- _To do_:
Search the data below for "title"; list each line that holds it.
--- Records for the exercise ---
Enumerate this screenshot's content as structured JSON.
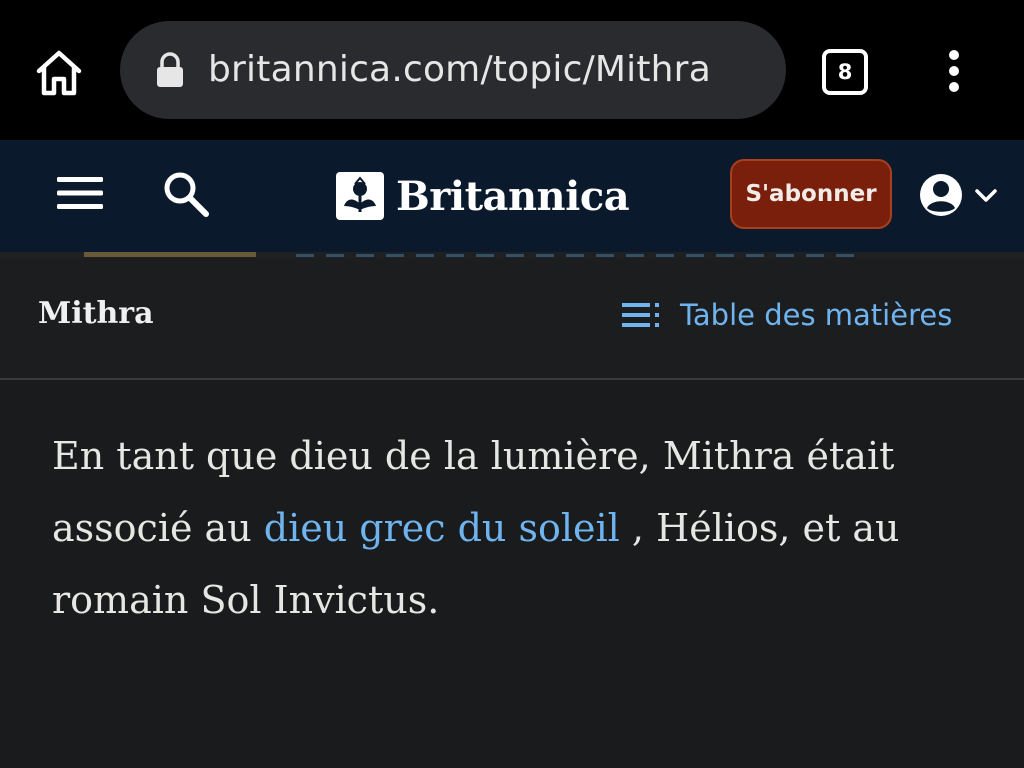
{
  "browser": {
    "url": "britannica.com/topic/Mithra",
    "tab_count": "8",
    "icons": [
      "home-icon",
      "lock-icon",
      "tab-switcher-icon",
      "more-vert-icon"
    ]
  },
  "header": {
    "logo_text": "Britannica",
    "subscribe_label": "S'abonner",
    "icons": [
      "hamburger-icon",
      "search-icon",
      "account-icon",
      "chevron-down-icon"
    ],
    "colors": {
      "background": "#0a1a2c",
      "subscribe": "#7a1f0b"
    }
  },
  "article": {
    "title": "Mithra",
    "toc_label": "Table des matières",
    "paragraph": {
      "before": "En tant que dieu de la lumière, Mithra était associé au ",
      "link": "dieu grec du soleil",
      "after": " , Hélios, et au romain Sol Invictus."
    },
    "colors": {
      "link": "#6fb4ee",
      "text": "#e6e6e2"
    }
  }
}
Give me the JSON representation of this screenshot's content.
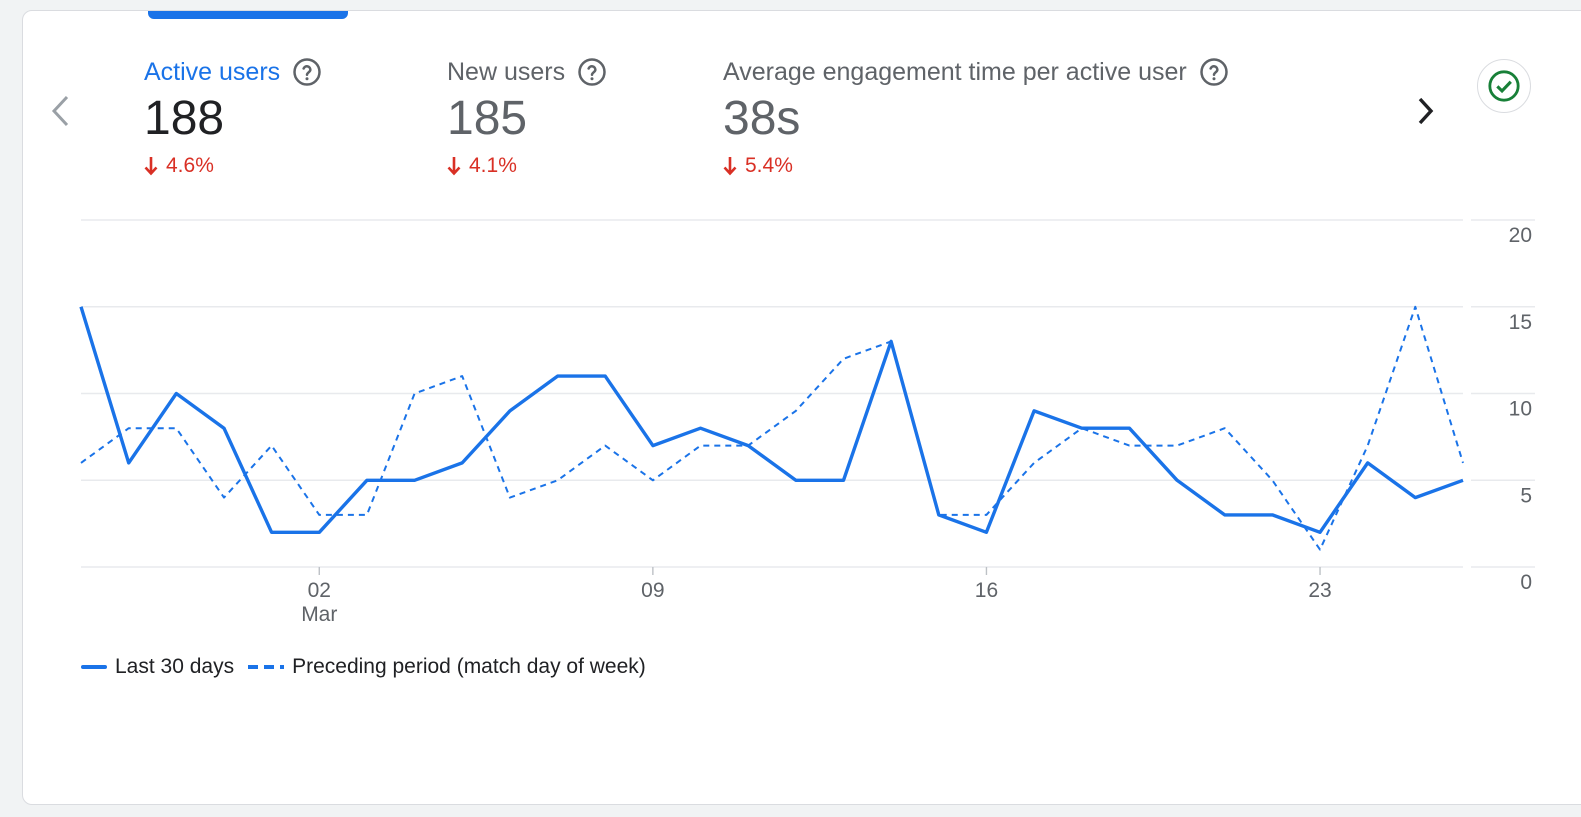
{
  "colors": {
    "accent": "#1a73e8",
    "negative": "#d93025",
    "success": "#188038",
    "text_primary": "#202124",
    "text_secondary": "#5f6368",
    "grid": "#e8eaed"
  },
  "icons": {
    "prev": "chevron-left-icon",
    "next": "chevron-right-icon",
    "help": "help-circle-icon",
    "check": "check-circle-icon",
    "down": "arrow-down-icon"
  },
  "metrics": [
    {
      "title": "Active users",
      "value": "188",
      "change": "4.6%",
      "active": true
    },
    {
      "title": "New users",
      "value": "185",
      "change": "4.1%",
      "active": false
    },
    {
      "title": "Average engagement time per active user",
      "value": "38s",
      "change": "5.4%",
      "active": false
    }
  ],
  "legend": {
    "current": "Last 30 days",
    "previous": "Preceding period (match day of week)"
  },
  "chart_data": {
    "type": "line",
    "x_tick_labels": [
      {
        "day_index": 5,
        "label": "02",
        "sublabel": "Mar"
      },
      {
        "day_index": 12,
        "label": "09",
        "sublabel": ""
      },
      {
        "day_index": 19,
        "label": "16",
        "sublabel": ""
      },
      {
        "day_index": 26,
        "label": "23",
        "sublabel": ""
      }
    ],
    "y_ticks": [
      0,
      5,
      10,
      15,
      20
    ],
    "ylim": [
      0,
      20
    ],
    "grid": true,
    "y_axis_position": "right",
    "legend_position": "bottom-left",
    "series": [
      {
        "name": "Last 30 days",
        "style": "solid",
        "values": [
          15,
          6,
          10,
          8,
          2,
          2,
          5,
          5,
          6,
          9,
          11,
          11,
          7,
          8,
          7,
          5,
          5,
          13,
          3,
          2,
          9,
          8,
          8,
          5,
          3,
          3,
          2,
          6,
          4,
          5
        ]
      },
      {
        "name": "Preceding period (match day of week)",
        "style": "dashed",
        "values": [
          6,
          8,
          8,
          4,
          7,
          3,
          3,
          10,
          11,
          4,
          5,
          7,
          5,
          7,
          7,
          9,
          12,
          13,
          3,
          3,
          6,
          8,
          7,
          7,
          8,
          5,
          1,
          7,
          15,
          6
        ]
      }
    ]
  }
}
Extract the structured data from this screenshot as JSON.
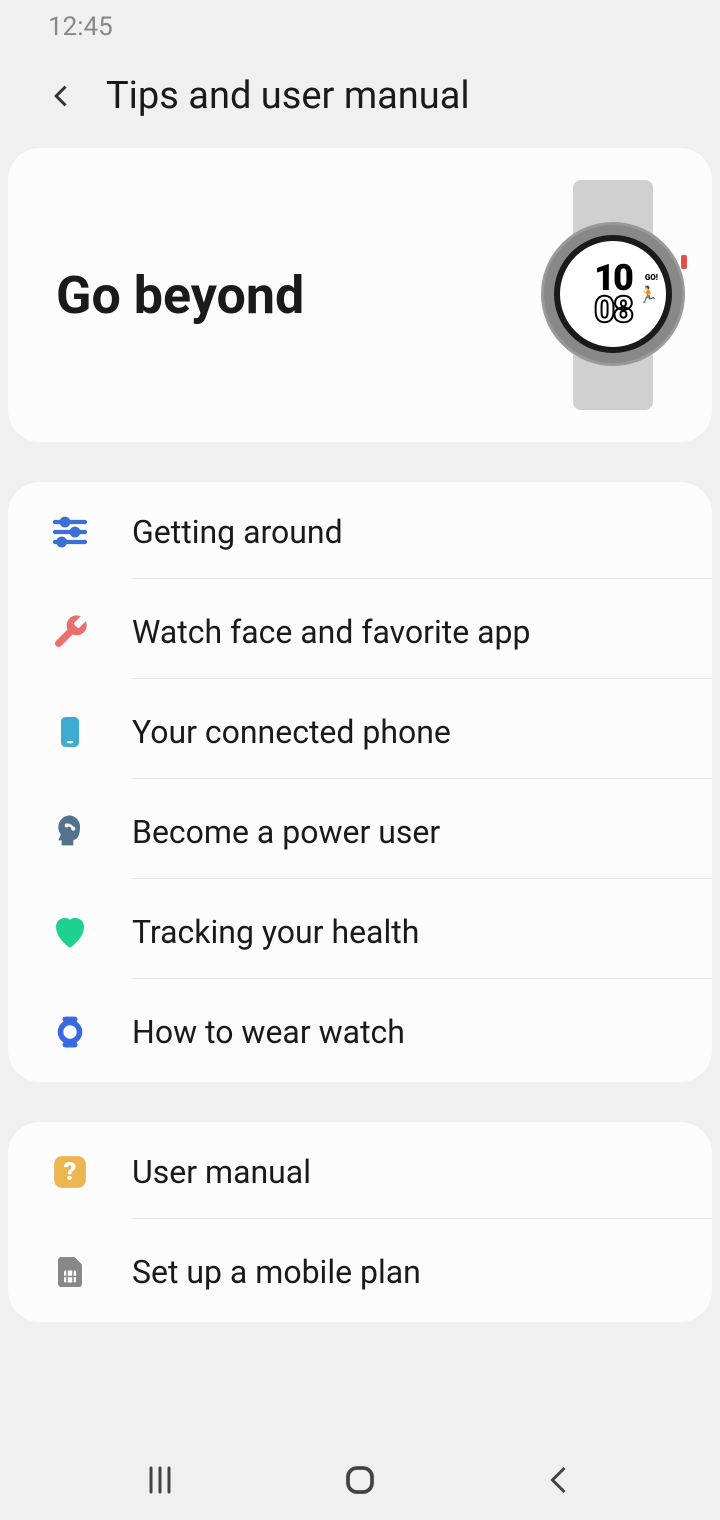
{
  "status": {
    "time": "12:45"
  },
  "header": {
    "title": "Tips and user manual"
  },
  "hero": {
    "title": "Go beyond",
    "watch_time_top": "10",
    "watch_time_bottom": "08",
    "watch_go": "GO!"
  },
  "sections": [
    {
      "items": [
        {
          "label": "Getting around",
          "icon": "sliders",
          "color": "#3b6fd6"
        },
        {
          "label": "Watch face and favorite app",
          "icon": "wrench",
          "color": "#e8726b"
        },
        {
          "label": "Your connected phone",
          "icon": "phone",
          "color": "#3eacd1"
        },
        {
          "label": "Become a power user",
          "icon": "head",
          "color": "#53738c"
        },
        {
          "label": "Tracking your health",
          "icon": "heart",
          "color": "#1fd190"
        },
        {
          "label": "How to wear watch",
          "icon": "watch",
          "color": "#3869e0"
        }
      ]
    },
    {
      "items": [
        {
          "label": "User manual",
          "icon": "help",
          "color": "#edb550"
        },
        {
          "label": "Set up a mobile plan",
          "icon": "sim",
          "color": "#888888"
        }
      ]
    }
  ]
}
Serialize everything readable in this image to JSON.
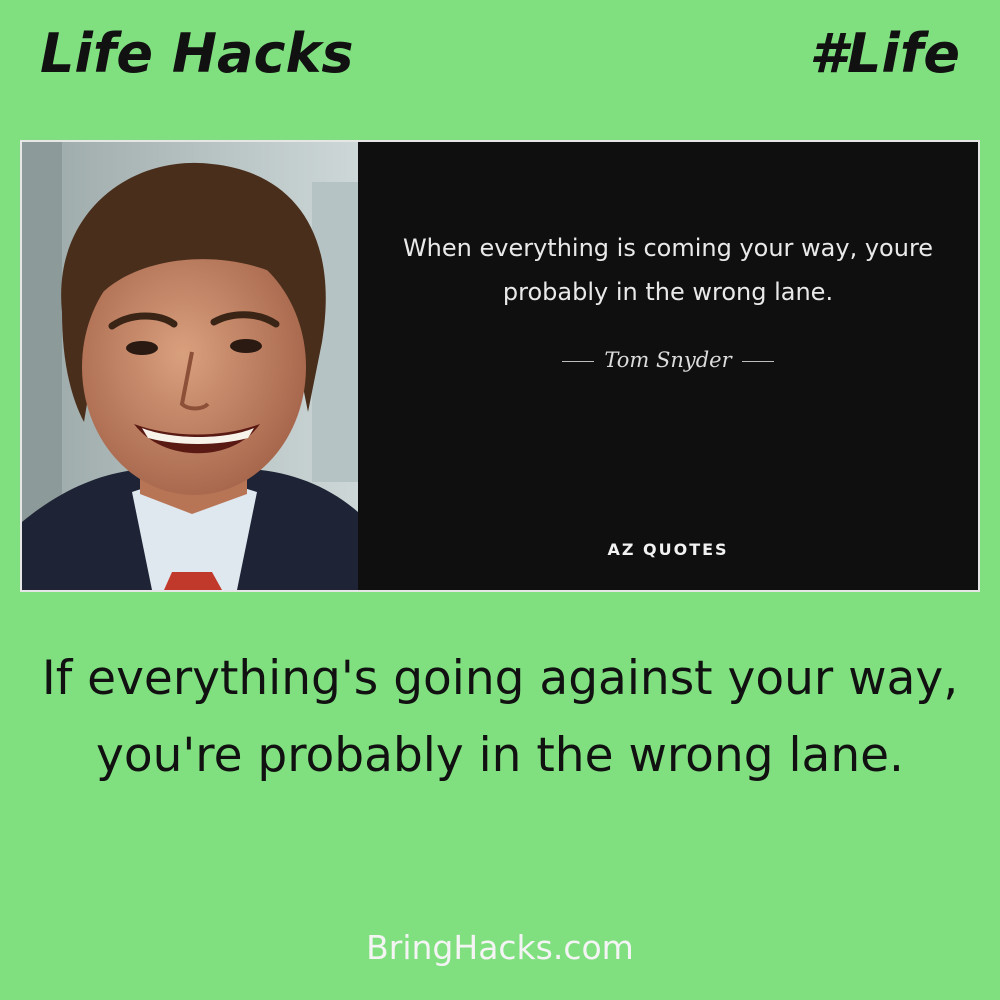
{
  "header": {
    "brand": "Life Hacks",
    "tag": "#Life"
  },
  "quote_card": {
    "quote": "When everything is coming your way, youre probably in the wrong lane.",
    "author": "Tom Snyder",
    "logo": "AZ QUOTES"
  },
  "caption": "If everything's going against your way, you're probably in the wrong lane.",
  "footer": {
    "site": "BringHacks.com"
  },
  "colors": {
    "background": "#80e080",
    "card": "#0f0f0f"
  }
}
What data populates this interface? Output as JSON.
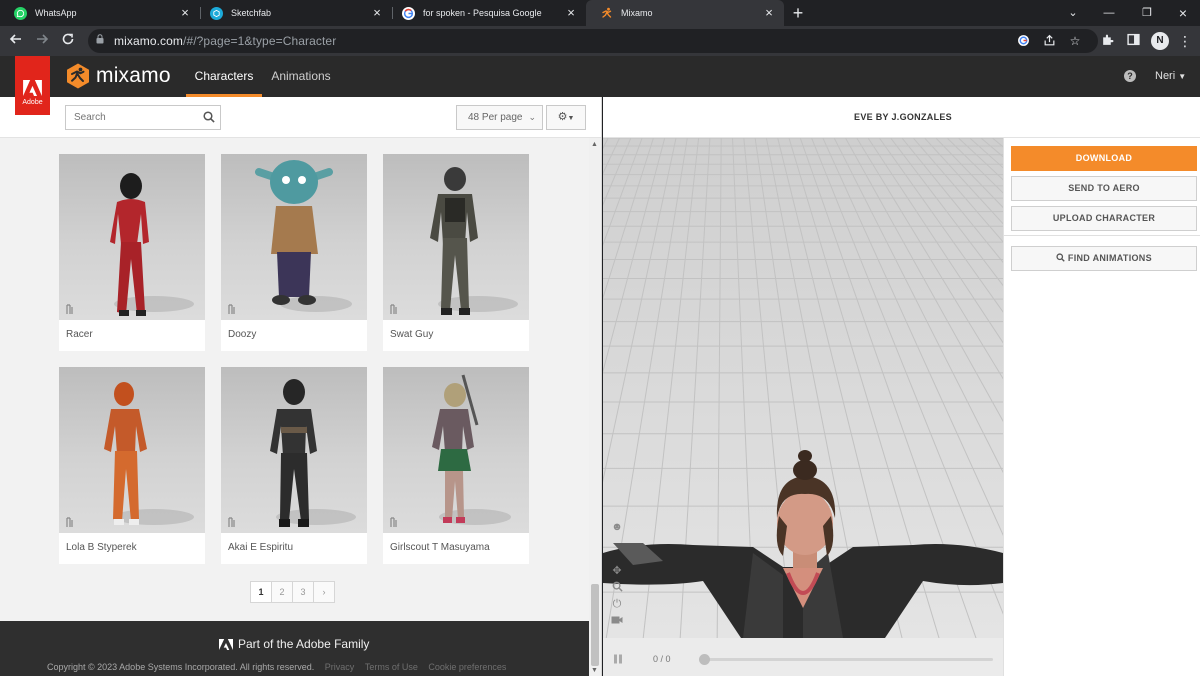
{
  "browser": {
    "tabs": [
      {
        "label": "WhatsApp",
        "icon": "whatsapp-icon",
        "color": "#25d366"
      },
      {
        "label": "Sketchfab",
        "icon": "sketchfab-icon",
        "color": "#1caad9"
      },
      {
        "label": "for spoken - Pesquisa Google",
        "icon": "google-icon",
        "color": "#ffffff"
      },
      {
        "label": "Mixamo",
        "icon": "mixamo-icon",
        "color": "#f48b2a"
      }
    ],
    "url_host": "mixamo.com",
    "url_rest": "/#/?page=1&type=Character",
    "profile_initial": "N"
  },
  "header": {
    "adobe_label": "Adobe",
    "brand": "mixamo",
    "nav": [
      "Characters",
      "Animations"
    ],
    "active_nav": "Characters",
    "user": "Neri"
  },
  "library": {
    "search_placeholder": "Search",
    "per_page": "48 Per page",
    "characters": [
      {
        "name": "Racer"
      },
      {
        "name": "Doozy"
      },
      {
        "name": "Swat Guy"
      },
      {
        "name": "Lola B Styperek"
      },
      {
        "name": "Akai E Espiritu"
      },
      {
        "name": "Girlscout T Masuyama"
      }
    ],
    "pages": [
      "1",
      "2",
      "3",
      "›"
    ],
    "active_page": "1"
  },
  "footer": {
    "family": "Part of the Adobe Family",
    "copyright": "Copyright © 2023 Adobe Systems Incorporated. All rights reserved.",
    "links": [
      "Privacy",
      "Terms of Use",
      "Cookie preferences"
    ]
  },
  "viewer": {
    "title": "EVE BY J.GONZALES",
    "frames": "0 / 0"
  },
  "actions": {
    "download": "DOWNLOAD",
    "send_to_aero": "SEND TO AERO",
    "upload_character": "UPLOAD CHARACTER",
    "find_animations": "FIND ANIMATIONS"
  },
  "colors": {
    "accent": "#f48b2a",
    "adobe_red": "#e1251b",
    "header_bg": "#2a2a2a"
  }
}
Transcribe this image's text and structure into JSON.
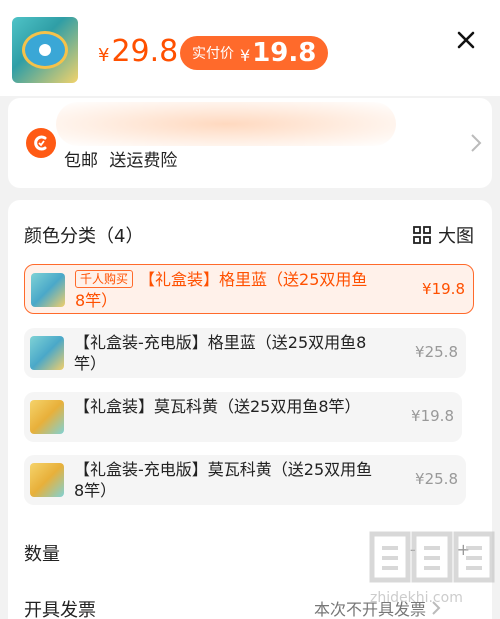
{
  "header": {
    "price_symbol": "¥",
    "price": "29.8",
    "badge_label": "实付价",
    "badge_symbol": "¥",
    "badge_price": "19.8",
    "close_icon": "close-icon"
  },
  "shipping": {
    "services": "包邮 送运费险",
    "icon": "shipping-icon"
  },
  "sku": {
    "title": "颜色分类（4）",
    "big_image_label": "大图",
    "options": [
      {
        "tag": "千人购买",
        "label": "【礼盒装】格里蓝（送25双用鱼8竿）",
        "price": "¥19.8",
        "selected": true
      },
      {
        "tag": "",
        "label": "【礼盒装-充电版】格里蓝（送25双用鱼8竿）",
        "price": "¥25.8",
        "selected": false
      },
      {
        "tag": "",
        "label": "【礼盒装】莫瓦科黄（送25双用鱼8竿）",
        "price": "¥19.8",
        "selected": false
      },
      {
        "tag": "",
        "label": "【礼盒装-充电版】莫瓦科黄（送25双用鱼8竿）",
        "price": "¥25.8",
        "selected": false
      }
    ]
  },
  "quantity": {
    "label": "数量",
    "minus": "-",
    "plus": "+"
  },
  "invoice": {
    "label": "开具发票",
    "value": "本次不开具发票"
  },
  "watermark": {
    "text": "zhidekhi.com"
  },
  "colors": {
    "accent": "#ff5000",
    "badge_bg": "#ff6a2b"
  }
}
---
- _Result of this exercise_:
    "title": "Mithra",
      "title": "Active users",
      "title": "New users",
      "title": "Average engagement time per active user",
    "title": "Tips and user manual"
    "title": "Go beyond",
    "title": "EVE BY J.GONZALES",
    "title": "颜色分类（4）",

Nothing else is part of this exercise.